Work to complete: Report each line of the data below in which "type" appears.
= Beginning of Section =
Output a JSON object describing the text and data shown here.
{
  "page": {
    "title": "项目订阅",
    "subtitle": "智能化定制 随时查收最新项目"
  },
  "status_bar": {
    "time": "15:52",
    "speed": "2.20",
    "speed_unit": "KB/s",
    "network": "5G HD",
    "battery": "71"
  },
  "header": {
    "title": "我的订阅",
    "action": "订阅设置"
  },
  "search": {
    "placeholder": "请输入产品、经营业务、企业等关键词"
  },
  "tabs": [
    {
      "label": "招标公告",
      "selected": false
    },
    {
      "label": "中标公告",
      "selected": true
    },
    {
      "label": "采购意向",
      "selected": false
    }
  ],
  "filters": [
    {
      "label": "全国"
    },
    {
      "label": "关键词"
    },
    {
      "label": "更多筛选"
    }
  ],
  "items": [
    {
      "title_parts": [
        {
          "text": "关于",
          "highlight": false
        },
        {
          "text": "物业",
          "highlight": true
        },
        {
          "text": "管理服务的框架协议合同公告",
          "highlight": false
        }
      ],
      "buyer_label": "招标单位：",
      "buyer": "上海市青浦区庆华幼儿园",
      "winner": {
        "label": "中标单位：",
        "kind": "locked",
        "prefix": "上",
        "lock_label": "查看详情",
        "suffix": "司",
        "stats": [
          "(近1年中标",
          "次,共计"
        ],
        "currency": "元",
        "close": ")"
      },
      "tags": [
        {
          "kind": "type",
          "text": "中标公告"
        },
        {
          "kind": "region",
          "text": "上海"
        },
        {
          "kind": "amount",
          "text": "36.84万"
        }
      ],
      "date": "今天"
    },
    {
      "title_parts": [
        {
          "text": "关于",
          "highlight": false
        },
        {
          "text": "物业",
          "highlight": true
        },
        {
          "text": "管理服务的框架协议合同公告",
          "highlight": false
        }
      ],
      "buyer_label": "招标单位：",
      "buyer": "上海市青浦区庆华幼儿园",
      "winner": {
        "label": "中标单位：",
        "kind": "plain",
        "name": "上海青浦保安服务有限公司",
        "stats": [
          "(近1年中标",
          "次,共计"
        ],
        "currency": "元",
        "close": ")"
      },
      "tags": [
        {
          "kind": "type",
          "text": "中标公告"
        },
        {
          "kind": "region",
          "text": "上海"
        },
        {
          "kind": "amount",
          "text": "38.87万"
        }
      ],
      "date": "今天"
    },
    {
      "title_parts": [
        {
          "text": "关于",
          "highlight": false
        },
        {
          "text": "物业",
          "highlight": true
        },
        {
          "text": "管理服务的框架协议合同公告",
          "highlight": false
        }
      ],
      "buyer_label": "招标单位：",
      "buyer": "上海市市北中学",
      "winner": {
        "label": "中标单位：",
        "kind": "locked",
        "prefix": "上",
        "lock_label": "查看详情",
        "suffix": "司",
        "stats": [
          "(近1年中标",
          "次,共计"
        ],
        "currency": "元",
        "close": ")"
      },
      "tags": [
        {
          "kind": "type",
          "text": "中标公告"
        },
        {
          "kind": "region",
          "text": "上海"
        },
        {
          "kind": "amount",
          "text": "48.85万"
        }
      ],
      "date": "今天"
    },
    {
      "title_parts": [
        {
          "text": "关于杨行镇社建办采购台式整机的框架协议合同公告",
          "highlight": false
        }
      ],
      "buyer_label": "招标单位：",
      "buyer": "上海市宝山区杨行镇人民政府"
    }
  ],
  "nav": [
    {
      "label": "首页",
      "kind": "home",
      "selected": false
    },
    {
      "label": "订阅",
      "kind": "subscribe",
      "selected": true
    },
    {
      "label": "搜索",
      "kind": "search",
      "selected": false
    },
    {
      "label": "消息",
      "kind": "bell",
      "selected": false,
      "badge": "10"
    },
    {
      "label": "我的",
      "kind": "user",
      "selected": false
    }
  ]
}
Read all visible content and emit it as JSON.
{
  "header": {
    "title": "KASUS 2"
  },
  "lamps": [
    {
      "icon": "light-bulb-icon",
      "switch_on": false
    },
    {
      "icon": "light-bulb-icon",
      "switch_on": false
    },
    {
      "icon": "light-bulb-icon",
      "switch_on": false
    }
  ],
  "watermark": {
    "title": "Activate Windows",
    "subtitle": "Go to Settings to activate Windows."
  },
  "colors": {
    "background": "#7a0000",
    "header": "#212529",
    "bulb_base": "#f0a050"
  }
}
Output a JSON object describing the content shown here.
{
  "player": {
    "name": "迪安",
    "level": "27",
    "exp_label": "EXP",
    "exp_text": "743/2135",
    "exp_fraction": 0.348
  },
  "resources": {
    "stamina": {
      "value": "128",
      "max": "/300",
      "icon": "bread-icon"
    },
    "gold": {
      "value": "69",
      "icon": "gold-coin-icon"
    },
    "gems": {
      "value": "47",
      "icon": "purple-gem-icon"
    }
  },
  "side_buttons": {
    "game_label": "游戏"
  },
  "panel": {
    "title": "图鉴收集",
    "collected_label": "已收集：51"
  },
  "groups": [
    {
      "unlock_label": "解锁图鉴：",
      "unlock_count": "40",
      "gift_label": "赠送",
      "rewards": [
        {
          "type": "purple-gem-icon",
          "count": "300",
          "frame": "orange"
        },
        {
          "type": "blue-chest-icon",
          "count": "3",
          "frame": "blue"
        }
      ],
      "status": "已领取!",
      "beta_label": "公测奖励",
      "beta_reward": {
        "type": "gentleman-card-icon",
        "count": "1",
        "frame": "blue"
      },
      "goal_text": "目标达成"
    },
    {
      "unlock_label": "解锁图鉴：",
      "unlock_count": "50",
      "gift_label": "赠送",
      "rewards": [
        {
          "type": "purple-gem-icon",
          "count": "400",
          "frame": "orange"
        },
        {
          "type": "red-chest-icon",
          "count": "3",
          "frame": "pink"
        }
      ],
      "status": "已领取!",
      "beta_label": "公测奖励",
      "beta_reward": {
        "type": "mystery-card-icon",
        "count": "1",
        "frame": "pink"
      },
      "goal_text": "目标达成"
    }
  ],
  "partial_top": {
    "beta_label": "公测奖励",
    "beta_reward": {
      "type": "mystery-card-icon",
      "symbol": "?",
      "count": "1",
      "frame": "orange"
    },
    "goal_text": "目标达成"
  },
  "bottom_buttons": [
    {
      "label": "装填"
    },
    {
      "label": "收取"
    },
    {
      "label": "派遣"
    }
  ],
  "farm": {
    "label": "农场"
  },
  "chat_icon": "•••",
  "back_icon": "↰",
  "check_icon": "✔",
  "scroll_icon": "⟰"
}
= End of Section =
Task result:
          "kind": "type",
          "kind": "type",
          "kind": "type",
          "type": "purple-gem-icon",
          "type": "blue-chest-icon",
        "type": "gentleman-card-icon",
          "type": "purple-gem-icon",
          "type": "red-chest-icon",
        "type": "mystery-card-icon",
      "type": "mystery-card-icon",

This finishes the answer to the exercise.